Multimedia Networking10-20 SIP Proxy r Alice sends invite message to her proxy server m contains address r Proxy responsible for routing SIP messages to callee m possibly through multiple proxies. r Callee sends response back through the same set of proxies. r Proxy returns SIP response message to Alice m contains Bob’s IP address r Note: proxy is analogous to local DNS server
Multimedia Networking10-21 Example Caller with places a call to (1) Jim sends INVITE message to umass SIP proxy. (2) Proxy forwards request to upenn registrar server. (3) upenn server returns redirect response, indicating that it should try (4) umass proxy sends INVITE to eurecom registrar. (5) eurecom registrar forwards INVITE to , which is running keith’s SIP client. (6-8) SIP response sent back (9) media sent directly between clients. Note: also a SIP ack message, which is not shown.

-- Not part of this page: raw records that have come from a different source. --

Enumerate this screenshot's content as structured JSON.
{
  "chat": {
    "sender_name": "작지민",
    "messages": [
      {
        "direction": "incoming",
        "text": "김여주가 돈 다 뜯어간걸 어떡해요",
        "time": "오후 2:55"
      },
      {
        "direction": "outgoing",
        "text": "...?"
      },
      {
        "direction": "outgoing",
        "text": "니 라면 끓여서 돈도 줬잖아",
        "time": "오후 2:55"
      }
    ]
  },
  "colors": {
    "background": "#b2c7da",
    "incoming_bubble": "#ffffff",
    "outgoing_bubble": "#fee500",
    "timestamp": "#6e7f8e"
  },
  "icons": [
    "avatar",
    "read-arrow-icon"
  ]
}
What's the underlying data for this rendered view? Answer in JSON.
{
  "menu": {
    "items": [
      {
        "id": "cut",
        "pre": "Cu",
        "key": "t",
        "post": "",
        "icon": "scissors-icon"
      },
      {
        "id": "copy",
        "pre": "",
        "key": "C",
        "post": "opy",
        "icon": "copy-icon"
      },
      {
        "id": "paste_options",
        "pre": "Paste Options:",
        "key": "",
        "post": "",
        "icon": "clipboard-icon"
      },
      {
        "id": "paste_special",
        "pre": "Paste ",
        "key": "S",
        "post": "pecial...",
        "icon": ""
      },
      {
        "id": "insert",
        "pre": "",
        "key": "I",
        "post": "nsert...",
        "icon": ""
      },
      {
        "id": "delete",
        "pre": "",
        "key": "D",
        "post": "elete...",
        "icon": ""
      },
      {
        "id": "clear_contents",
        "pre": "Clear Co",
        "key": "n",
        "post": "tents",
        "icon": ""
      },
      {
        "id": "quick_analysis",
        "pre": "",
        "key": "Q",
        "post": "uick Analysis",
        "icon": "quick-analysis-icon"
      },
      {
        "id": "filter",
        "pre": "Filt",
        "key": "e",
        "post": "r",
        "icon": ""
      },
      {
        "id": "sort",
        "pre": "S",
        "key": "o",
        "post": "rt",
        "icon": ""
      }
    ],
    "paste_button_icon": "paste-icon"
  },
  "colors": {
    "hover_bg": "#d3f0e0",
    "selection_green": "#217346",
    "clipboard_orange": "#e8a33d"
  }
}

Multimedia Networking10-22 Comparison with H.323 r H.323 is another signaling protocol for real-time, interactive r H.323 is a complete, vertically integrated suite of protocols for multimedia conferencing: signaling, registration, admission control, transport and codecs. r SIP is a single component. Works with RTP, but does not mandate it. Can be combined with other protocols and services. r H.323 comes from the ITU (telephony). r SIP comes from IETF: Borrows much of its concepts from HTTP. SIP has a Web flavor, whereas H.323 has a telephony flavor. r SIP uses the KISS principle: Keep it simple stupid.